§ **Problem to work on**: Could you write the entries out again, exactly as they appear?

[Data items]

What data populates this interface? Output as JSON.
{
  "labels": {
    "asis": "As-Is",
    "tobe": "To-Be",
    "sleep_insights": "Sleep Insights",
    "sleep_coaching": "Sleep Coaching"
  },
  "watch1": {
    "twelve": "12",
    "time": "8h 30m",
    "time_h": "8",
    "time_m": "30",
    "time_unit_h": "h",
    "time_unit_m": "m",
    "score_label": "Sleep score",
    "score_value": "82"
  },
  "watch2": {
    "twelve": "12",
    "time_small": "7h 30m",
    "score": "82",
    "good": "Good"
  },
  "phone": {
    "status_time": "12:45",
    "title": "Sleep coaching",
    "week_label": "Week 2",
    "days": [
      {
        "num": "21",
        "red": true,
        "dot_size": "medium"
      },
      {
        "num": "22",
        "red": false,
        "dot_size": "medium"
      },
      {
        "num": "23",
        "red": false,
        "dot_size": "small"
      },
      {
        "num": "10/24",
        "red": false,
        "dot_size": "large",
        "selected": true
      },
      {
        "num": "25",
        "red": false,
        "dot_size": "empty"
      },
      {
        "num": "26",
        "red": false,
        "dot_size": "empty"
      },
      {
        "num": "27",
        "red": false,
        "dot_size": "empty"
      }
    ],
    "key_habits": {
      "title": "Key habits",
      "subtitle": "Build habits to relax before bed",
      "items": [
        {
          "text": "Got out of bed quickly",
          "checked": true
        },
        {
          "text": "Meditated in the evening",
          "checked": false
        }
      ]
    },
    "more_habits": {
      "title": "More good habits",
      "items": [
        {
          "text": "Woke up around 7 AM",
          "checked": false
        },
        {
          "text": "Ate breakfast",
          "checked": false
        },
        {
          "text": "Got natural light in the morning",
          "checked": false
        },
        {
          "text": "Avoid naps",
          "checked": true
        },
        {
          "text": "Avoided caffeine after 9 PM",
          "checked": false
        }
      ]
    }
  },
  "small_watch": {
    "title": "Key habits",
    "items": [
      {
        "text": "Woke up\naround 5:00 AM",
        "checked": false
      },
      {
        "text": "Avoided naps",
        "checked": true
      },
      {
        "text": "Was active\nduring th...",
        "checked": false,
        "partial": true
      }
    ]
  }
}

§ **Output for this task**:
What data populates this interface? Output as JSON.
{
  "labels": {
    "asis": "As-Is",
    "tobe": "To-Be",
    "sleep_insights": "Sleep Insights",
    "sleep_coaching": "Sleep Coaching"
  },
  "watch1": {
    "twelve": "12",
    "time": "8h 30m",
    "time_h": "8",
    "time_m": "30",
    "time_unit_h": "h",
    "time_unit_m": "m",
    "score_label": "Sleep score",
    "score_value": "82"
  },
  "watch2": {
    "twelve": "12",
    "time_small": "7h 30m",
    "score": "82",
    "good": "Good"
  },
  "phone": {
    "status_time": "12:45",
    "title": "Sleep coaching",
    "week_label": "Week 2",
    "days": [
      {
        "num": "21",
        "red": true,
        "dot_size": "medium"
      },
      {
        "num": "22",
        "red": false,
        "dot_size": "medium"
      },
      {
        "num": "23",
        "red": false,
        "dot_size": "small"
      },
      {
        "num": "10/24",
        "red": false,
        "dot_size": "large",
        "selected": true
      },
      {
        "num": "25",
        "red": false,
        "dot_size": "empty"
      },
      {
        "num": "26",
        "red": false,
        "dot_size": "empty"
      },
      {
        "num": "27",
        "red": false,
        "dot_size": "empty"
      }
    ],
    "key_habits": {
      "title": "Key habits",
      "subtitle": "Build habits to relax before bed",
      "items": [
        {
          "text": "Got out of bed quickly",
          "checked": true
        },
        {
          "text": "Meditated in the evening",
          "checked": false
        }
      ]
    },
    "more_habits": {
      "title": "More good habits",
      "items": [
        {
          "text": "Woke up around 7 AM",
          "checked": false
        },
        {
          "text": "Ate breakfast",
          "checked": false
        },
        {
          "text": "Got natural light in the morning",
          "checked": false
        },
        {
          "text": "Avoid naps",
          "checked": true
        },
        {
          "text": "Avoided caffeine after 9 PM",
          "checked": false
        }
      ]
    }
  },
  "small_watch": {
    "title": "Key habits",
    "items": [
      {
        "text": "Woke up\naround 5:00 AM",
        "checked": false
      },
      {
        "text": "Avoided naps",
        "checked": true
      },
      {
        "text": "Was active\nduring th...",
        "checked": false,
        "partial": true
      }
    ]
  }
}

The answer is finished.